Before the Supreme Court decision of 2018, sportsbooks were only legal in Nevada and a few other states. However, since that time, many states have legalized them in some way or another. This has made it easier for bettors to find a place to wager on their favorite teams and athletes. In addition, the internet has made it possible to open multiple betting accounts and shop around for the best prices.
The first step to finding a sportsbook is to do some research. This should include reading independent reviews from reputable sources. In addition, it is important to find a sportsbook that treats its customers fairly and has appropriate security measures in place to protect personal information. A reputable sportsbook should also be able to pay out winning wagers in a timely manner.
Once you have done your research, it’s important to narrow down the list of potential options.
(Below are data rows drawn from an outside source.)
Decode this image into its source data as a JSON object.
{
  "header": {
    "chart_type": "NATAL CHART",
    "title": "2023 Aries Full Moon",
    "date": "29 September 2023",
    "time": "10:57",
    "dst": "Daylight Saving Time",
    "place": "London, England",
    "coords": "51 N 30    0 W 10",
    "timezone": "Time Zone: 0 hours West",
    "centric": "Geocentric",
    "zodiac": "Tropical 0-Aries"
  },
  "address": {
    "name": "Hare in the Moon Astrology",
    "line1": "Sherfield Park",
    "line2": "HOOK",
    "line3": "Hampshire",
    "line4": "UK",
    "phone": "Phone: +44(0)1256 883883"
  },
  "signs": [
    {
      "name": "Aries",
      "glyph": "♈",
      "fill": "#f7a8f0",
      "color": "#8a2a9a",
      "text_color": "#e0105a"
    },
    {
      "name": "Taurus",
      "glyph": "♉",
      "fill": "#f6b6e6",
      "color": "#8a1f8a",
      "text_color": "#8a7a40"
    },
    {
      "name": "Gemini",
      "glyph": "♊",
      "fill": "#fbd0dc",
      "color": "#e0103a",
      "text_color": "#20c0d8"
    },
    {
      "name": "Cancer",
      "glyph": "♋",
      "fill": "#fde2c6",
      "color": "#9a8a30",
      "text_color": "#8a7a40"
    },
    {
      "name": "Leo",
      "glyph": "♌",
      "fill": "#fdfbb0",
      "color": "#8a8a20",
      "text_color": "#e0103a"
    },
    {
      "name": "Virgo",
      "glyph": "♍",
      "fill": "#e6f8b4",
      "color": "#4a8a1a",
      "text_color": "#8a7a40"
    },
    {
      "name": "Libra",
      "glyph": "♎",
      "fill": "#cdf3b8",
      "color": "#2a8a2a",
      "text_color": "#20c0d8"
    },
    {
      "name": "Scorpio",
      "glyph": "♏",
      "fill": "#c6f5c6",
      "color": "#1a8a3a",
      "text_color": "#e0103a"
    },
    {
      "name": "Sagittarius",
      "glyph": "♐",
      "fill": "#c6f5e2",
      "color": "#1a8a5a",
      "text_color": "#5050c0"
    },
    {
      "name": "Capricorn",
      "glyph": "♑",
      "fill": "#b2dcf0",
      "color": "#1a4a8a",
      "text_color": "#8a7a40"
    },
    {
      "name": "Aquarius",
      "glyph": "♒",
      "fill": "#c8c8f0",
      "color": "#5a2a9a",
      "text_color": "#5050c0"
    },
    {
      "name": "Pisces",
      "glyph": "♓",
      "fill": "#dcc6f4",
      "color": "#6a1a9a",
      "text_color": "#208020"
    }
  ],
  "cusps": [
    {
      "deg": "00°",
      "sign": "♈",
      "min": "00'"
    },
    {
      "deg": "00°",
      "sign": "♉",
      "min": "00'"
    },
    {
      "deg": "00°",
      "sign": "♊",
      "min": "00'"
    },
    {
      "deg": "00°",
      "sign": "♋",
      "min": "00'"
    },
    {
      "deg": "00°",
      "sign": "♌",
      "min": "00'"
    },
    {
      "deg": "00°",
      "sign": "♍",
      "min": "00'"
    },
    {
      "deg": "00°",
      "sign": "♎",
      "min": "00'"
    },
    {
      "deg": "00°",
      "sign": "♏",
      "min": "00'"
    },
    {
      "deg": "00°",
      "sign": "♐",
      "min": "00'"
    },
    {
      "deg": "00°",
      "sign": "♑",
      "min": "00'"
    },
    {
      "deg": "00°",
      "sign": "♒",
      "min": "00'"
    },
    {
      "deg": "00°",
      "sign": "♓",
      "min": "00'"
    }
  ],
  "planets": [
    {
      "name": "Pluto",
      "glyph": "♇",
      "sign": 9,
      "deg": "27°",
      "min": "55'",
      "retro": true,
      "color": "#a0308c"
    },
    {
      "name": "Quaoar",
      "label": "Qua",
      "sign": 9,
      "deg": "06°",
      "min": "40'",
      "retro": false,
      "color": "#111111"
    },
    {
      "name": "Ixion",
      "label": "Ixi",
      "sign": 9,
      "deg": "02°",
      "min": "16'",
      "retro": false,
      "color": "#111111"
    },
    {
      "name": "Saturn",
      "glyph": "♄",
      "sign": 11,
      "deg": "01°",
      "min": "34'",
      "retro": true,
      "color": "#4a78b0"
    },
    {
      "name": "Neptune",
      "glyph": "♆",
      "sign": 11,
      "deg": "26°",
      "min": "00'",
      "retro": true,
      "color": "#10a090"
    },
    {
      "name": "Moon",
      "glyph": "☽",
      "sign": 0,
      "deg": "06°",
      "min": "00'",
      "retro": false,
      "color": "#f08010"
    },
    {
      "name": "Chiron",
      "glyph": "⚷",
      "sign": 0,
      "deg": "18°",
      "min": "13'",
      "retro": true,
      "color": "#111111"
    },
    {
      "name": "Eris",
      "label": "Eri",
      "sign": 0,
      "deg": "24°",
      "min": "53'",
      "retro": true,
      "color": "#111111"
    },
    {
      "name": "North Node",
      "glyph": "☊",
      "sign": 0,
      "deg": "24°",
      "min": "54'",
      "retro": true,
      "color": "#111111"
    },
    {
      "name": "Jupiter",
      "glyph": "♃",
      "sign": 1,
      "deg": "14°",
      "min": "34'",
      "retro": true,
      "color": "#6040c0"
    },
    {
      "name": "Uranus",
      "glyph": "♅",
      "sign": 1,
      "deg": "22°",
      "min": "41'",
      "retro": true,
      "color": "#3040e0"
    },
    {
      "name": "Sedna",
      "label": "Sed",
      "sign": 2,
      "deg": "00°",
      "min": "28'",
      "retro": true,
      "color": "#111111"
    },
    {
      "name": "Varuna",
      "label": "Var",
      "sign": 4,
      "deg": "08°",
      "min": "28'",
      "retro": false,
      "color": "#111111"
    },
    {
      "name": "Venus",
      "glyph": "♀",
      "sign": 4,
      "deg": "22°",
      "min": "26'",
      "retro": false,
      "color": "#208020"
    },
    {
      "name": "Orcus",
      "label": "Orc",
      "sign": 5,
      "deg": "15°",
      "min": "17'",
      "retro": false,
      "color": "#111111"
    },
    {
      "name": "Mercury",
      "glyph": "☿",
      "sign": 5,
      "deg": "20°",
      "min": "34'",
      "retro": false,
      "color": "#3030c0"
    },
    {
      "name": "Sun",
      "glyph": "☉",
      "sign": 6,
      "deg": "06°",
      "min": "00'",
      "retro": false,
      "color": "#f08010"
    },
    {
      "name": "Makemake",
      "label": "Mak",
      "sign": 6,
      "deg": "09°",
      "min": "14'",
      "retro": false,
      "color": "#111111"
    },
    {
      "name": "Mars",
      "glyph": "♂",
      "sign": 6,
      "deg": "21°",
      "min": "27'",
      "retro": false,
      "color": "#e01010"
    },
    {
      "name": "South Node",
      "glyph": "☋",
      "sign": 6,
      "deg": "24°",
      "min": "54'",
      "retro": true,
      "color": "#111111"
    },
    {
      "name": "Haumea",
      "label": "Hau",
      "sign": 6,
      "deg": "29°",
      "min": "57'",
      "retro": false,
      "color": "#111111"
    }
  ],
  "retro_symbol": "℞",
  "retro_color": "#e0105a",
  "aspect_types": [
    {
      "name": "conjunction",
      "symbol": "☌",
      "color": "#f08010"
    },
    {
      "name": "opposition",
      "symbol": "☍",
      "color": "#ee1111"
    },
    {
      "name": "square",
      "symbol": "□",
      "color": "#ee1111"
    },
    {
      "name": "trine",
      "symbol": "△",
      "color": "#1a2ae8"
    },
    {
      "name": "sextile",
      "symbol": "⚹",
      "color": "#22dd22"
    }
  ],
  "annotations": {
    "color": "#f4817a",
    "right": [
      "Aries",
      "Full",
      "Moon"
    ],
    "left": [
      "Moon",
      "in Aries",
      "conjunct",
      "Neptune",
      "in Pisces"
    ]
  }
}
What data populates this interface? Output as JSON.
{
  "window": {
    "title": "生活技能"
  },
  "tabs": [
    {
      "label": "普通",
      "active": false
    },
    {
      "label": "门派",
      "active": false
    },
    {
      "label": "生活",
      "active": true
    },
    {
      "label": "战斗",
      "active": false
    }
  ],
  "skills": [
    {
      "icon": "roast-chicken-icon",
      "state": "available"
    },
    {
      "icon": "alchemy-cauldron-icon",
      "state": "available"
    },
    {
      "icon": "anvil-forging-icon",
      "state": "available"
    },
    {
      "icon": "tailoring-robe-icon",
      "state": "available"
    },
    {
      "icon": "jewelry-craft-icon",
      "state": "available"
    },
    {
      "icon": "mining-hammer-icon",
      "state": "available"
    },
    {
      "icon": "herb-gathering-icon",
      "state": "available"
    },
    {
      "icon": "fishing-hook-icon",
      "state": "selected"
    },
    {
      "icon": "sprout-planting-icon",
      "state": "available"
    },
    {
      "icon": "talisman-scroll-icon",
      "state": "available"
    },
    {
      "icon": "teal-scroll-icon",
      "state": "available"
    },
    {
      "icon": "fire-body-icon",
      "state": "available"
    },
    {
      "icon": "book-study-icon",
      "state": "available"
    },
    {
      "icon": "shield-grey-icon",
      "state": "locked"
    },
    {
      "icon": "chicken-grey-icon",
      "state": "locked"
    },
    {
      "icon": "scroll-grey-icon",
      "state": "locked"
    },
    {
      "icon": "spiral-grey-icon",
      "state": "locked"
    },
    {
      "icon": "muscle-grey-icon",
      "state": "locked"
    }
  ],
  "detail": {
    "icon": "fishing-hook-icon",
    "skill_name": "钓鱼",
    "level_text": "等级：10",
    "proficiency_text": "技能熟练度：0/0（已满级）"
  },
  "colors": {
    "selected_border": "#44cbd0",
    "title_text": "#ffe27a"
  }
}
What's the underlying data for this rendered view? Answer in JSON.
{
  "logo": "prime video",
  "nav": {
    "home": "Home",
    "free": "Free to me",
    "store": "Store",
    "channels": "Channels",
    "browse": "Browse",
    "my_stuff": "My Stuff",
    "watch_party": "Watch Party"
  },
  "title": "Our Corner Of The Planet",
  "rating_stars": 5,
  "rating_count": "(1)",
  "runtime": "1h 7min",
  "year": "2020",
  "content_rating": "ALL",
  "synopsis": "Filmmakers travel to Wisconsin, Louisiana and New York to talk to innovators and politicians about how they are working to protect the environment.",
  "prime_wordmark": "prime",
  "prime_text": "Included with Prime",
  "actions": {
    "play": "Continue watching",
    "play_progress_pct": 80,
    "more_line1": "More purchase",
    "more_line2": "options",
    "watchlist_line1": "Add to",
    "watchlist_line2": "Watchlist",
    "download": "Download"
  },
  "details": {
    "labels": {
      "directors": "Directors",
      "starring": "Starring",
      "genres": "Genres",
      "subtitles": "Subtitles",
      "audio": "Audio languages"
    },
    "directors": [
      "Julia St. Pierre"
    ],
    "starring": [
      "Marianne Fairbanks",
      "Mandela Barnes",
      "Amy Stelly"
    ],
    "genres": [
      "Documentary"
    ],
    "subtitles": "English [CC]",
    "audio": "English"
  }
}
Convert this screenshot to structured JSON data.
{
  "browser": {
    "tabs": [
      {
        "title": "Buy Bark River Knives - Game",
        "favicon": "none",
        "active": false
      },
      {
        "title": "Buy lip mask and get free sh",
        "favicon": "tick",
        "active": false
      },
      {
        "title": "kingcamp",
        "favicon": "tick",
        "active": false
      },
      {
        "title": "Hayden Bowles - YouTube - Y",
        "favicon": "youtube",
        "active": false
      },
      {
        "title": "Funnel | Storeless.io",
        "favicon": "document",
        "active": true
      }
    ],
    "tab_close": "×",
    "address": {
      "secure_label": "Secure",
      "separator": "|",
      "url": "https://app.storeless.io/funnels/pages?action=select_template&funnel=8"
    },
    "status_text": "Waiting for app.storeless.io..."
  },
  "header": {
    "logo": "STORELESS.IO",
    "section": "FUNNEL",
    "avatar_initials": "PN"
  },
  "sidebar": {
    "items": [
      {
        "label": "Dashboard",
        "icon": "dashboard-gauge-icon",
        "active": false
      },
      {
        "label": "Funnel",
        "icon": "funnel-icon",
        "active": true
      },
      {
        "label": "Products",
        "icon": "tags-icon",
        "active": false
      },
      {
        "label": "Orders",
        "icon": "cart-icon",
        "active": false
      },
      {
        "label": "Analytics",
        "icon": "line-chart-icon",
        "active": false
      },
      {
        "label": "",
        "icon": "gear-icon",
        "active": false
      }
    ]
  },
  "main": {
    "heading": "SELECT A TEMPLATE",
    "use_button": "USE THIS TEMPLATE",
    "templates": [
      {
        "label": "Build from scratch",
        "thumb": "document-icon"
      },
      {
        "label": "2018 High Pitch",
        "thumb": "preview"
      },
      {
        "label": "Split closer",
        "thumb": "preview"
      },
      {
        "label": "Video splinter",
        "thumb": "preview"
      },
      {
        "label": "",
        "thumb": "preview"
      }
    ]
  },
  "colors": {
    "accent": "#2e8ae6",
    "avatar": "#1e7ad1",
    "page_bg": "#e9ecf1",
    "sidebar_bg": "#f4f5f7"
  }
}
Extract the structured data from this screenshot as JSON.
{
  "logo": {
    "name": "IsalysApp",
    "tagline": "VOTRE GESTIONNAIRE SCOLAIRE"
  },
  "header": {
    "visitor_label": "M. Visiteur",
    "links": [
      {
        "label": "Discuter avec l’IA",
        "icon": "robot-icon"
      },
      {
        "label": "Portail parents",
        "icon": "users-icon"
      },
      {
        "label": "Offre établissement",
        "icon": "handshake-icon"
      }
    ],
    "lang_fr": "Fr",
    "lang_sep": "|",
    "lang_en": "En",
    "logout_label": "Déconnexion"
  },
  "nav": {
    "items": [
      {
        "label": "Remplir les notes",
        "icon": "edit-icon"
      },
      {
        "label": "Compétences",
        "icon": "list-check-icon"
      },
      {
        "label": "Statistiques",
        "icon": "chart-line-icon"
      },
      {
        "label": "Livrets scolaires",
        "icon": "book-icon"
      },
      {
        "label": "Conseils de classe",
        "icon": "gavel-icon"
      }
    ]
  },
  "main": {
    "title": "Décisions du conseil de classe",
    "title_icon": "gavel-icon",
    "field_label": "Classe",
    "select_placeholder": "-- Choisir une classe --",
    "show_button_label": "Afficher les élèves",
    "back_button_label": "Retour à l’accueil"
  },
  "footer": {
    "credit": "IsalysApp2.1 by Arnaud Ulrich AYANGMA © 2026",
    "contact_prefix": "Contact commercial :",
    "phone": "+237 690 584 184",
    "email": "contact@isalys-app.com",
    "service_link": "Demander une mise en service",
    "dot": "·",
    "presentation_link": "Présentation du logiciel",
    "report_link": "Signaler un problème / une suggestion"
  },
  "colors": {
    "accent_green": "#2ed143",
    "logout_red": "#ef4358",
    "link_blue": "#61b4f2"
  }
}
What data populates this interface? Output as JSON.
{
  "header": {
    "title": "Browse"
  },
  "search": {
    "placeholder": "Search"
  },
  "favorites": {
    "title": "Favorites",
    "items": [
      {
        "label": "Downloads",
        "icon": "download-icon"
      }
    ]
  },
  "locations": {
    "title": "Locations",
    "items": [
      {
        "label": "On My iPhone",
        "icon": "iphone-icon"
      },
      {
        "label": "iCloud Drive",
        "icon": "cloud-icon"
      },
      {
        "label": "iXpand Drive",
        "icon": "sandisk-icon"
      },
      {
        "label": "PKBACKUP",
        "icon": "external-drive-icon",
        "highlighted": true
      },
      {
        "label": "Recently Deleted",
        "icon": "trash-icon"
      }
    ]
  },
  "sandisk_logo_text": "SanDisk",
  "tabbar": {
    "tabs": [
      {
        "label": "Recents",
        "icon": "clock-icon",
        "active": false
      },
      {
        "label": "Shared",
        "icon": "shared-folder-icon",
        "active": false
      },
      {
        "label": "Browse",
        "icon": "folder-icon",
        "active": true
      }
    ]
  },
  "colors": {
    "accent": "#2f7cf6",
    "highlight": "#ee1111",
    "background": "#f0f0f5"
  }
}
You can use the Internet to do this, but it’s also a good idea to talk with people who have experience with different sportsbooks. This will give you a better feel for the different features and benefits that each offers. You can also learn about the advantages and disadvantages of each one, so you can decide which is the right fit for you.
Another consideration is the type of sports that you want to bet on. Some sportsbooks only accept bets on professional and collegiate sports, while others cover all types of games. Some even accept bets on things like politics and esports. In addition, some sportsbooks allow you to place bets on different markets, such as the point spread and total points.
Sportsbooks make their money by collecting a commission, called the vigorish or juice, on losing bets. They then use this revenue to pay out winning bettors. In order to make a profit, sportsbooks must balance their action by taking bets on both sides of the game.
In addition to collecting a commission, sportsbooks must maintain adequate cash flow to cover overhead expenses and other operational costs. In order to do this, they must pay their employees and keep up with technology advances. They must also keep an eye on the competition and adjust their offerings to stay competitive. Finally, they must provide their bettors with a variety of payment methods and bonuses to entice them to return to the site again. The best way to do this is by offering a loyalty program. These programs reward regular players with free bets and other perks. By doing this, sportsbooks can keep their customer base happy and increase their profits.